*** Exercise input ***

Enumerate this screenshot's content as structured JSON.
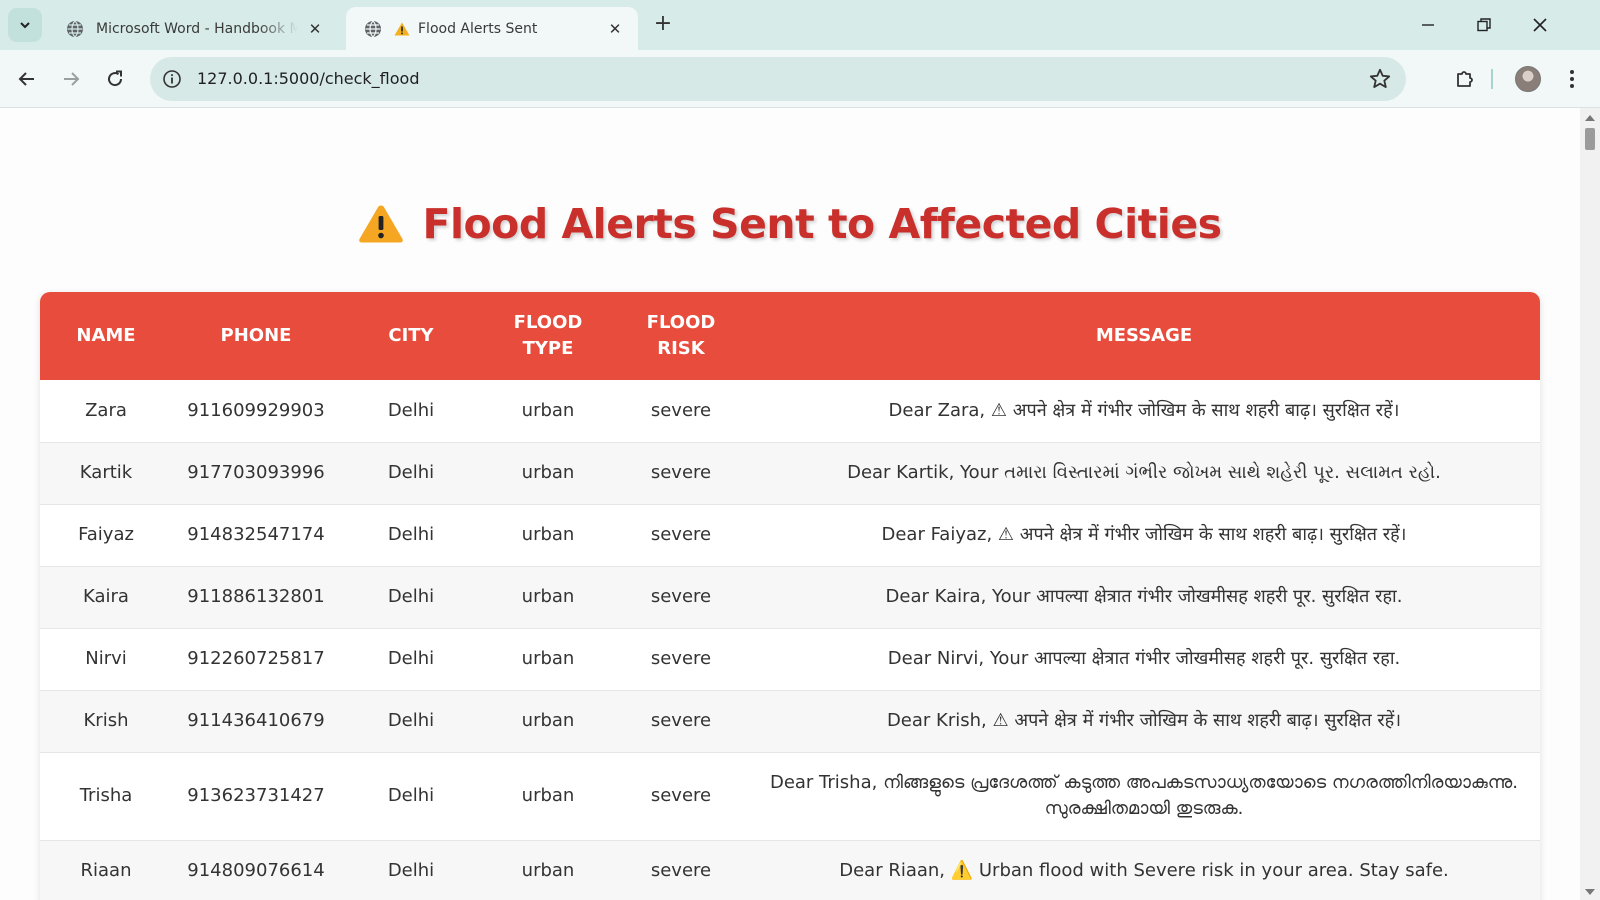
{
  "browser": {
    "tabs": [
      {
        "title": "Microsoft Word - Handbook M",
        "active": false
      },
      {
        "title": "Flood Alerts Sent",
        "warning_icon": "⚠️",
        "active": true
      }
    ],
    "url": "127.0.0.1:5000/check_flood"
  },
  "page": {
    "heading_icon": "⚠️",
    "heading": "Flood Alerts Sent to Affected Cities",
    "accent_color": "#e74c3c",
    "heading_color": "#c9302c"
  },
  "table": {
    "headers": {
      "name": "NAME",
      "phone": "PHONE",
      "city": "CITY",
      "flood_type": "FLOOD TYPE",
      "flood_risk": "FLOOD RISK",
      "message": "MESSAGE"
    },
    "rows": [
      {
        "name": "Zara",
        "phone": "911609929903",
        "city": "Delhi",
        "flood_type": "urban",
        "flood_risk": "severe",
        "message": "Dear Zara, ⚠ अपने क्षेत्र में गंभीर जोखिम के साथ शहरी बाढ़। सुरक्षित रहें।"
      },
      {
        "name": "Kartik",
        "phone": "917703093996",
        "city": "Delhi",
        "flood_type": "urban",
        "flood_risk": "severe",
        "message": "Dear Kartik, Your તમારા વિસ્તારમાં ગંભીર જોખમ સાથે શહેરી પૂર. સલામત રહો."
      },
      {
        "name": "Faiyaz",
        "phone": "914832547174",
        "city": "Delhi",
        "flood_type": "urban",
        "flood_risk": "severe",
        "message": "Dear Faiyaz, ⚠ अपने क्षेत्र में गंभीर जोखिम के साथ शहरी बाढ़। सुरक्षित रहें।"
      },
      {
        "name": "Kaira",
        "phone": "911886132801",
        "city": "Delhi",
        "flood_type": "urban",
        "flood_risk": "severe",
        "message": "Dear Kaira, Your आपल्या क्षेत्रात गंभीर जोखमीसह शहरी पूर. सुरक्षित रहा."
      },
      {
        "name": "Nirvi",
        "phone": "912260725817",
        "city": "Delhi",
        "flood_type": "urban",
        "flood_risk": "severe",
        "message": "Dear Nirvi, Your आपल्या क्षेत्रात गंभीर जोखमीसह शहरी पूर. सुरक्षित रहा."
      },
      {
        "name": "Krish",
        "phone": "911436410679",
        "city": "Delhi",
        "flood_type": "urban",
        "flood_risk": "severe",
        "message": "Dear Krish, ⚠ अपने क्षेत्र में गंभीर जोखिम के साथ शहरी बाढ़। सुरक्षित रहें।"
      },
      {
        "name": "Trisha",
        "phone": "913623731427",
        "city": "Delhi",
        "flood_type": "urban",
        "flood_risk": "severe",
        "message": "Dear Trisha, നിങ്ങളുടെ പ്രദേശത്ത് കടുത്ത അപകടസാധ്യതയോടെ നഗരത്തിനിരയാകുന്നു. സുരക്ഷിതമായി തുടരുക."
      },
      {
        "name": "Riaan",
        "phone": "914809076614",
        "city": "Delhi",
        "flood_type": "urban",
        "flood_risk": "severe",
        "message": "Dear Riaan, ⚠️ Urban flood with Severe risk in your area. Stay safe."
      }
    ]
  }
}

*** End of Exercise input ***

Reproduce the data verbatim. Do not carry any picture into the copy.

Problem solution ▸
Enumerate this screenshot's content as structured JSON.
{
  "browser": {
    "tabs": [
      {
        "title": "Microsoft Word - Handbook M",
        "active": false
      },
      {
        "title": "Flood Alerts Sent",
        "warning_icon": "⚠️",
        "active": true
      }
    ],
    "url": "127.0.0.1:5000/check_flood"
  },
  "page": {
    "heading_icon": "⚠️",
    "heading": "Flood Alerts Sent to Affected Cities",
    "accent_color": "#e74c3c",
    "heading_color": "#c9302c"
  },
  "table": {
    "headers": {
      "name": "NAME",
      "phone": "PHONE",
      "city": "CITY",
      "flood_type": "FLOOD TYPE",
      "flood_risk": "FLOOD RISK",
      "message": "MESSAGE"
    },
    "rows": [
      {
        "name": "Zara",
        "phone": "911609929903",
        "city": "Delhi",
        "flood_type": "urban",
        "flood_risk": "severe",
        "message": "Dear Zara, ⚠ अपने क्षेत्र में गंभीर जोखिम के साथ शहरी बाढ़। सुरक्षित रहें।"
      },
      {
        "name": "Kartik",
        "phone": "917703093996",
        "city": "Delhi",
        "flood_type": "urban",
        "flood_risk": "severe",
        "message": "Dear Kartik, Your તમારા વિસ્તારમાં ગંભીર જોખમ સાથે શહેરી પૂર. સલામત રહો."
      },
      {
        "name": "Faiyaz",
        "phone": "914832547174",
        "city": "Delhi",
        "flood_type": "urban",
        "flood_risk": "severe",
        "message": "Dear Faiyaz, ⚠ अपने क्षेत्र में गंभीर जोखिम के साथ शहरी बाढ़। सुरक्षित रहें।"
      },
      {
        "name": "Kaira",
        "phone": "911886132801",
        "city": "Delhi",
        "flood_type": "urban",
        "flood_risk": "severe",
        "message": "Dear Kaira, Your आपल्या क्षेत्रात गंभीर जोखमीसह शहरी पूर. सुरक्षित रहा."
      },
      {
        "name": "Nirvi",
        "phone": "912260725817",
        "city": "Delhi",
        "flood_type": "urban",
        "flood_risk": "severe",
        "message": "Dear Nirvi, Your आपल्या क्षेत्रात गंभीर जोखमीसह शहरी पूर. सुरक्षित रहा."
      },
      {
        "name": "Krish",
        "phone": "911436410679",
        "city": "Delhi",
        "flood_type": "urban",
        "flood_risk": "severe",
        "message": "Dear Krish, ⚠ अपने क्षेत्र में गंभीर जोखिम के साथ शहरी बाढ़। सुरक्षित रहें।"
      },
      {
        "name": "Trisha",
        "phone": "913623731427",
        "city": "Delhi",
        "flood_type": "urban",
        "flood_risk": "severe",
        "message": "Dear Trisha, നിങ്ങളുടെ പ്രദേശത്ത് കടുത്ത അപകടസാധ്യതയോടെ നഗരത്തിനിരയാകുന്നു. സുരക്ഷിതമായി തുടരുക."
      },
      {
        "name": "Riaan",
        "phone": "914809076614",
        "city": "Delhi",
        "flood_type": "urban",
        "flood_risk": "severe",
        "message": "Dear Riaan, ⚠️ Urban flood with Severe risk in your area. Stay safe."
      }
    ]
  }
}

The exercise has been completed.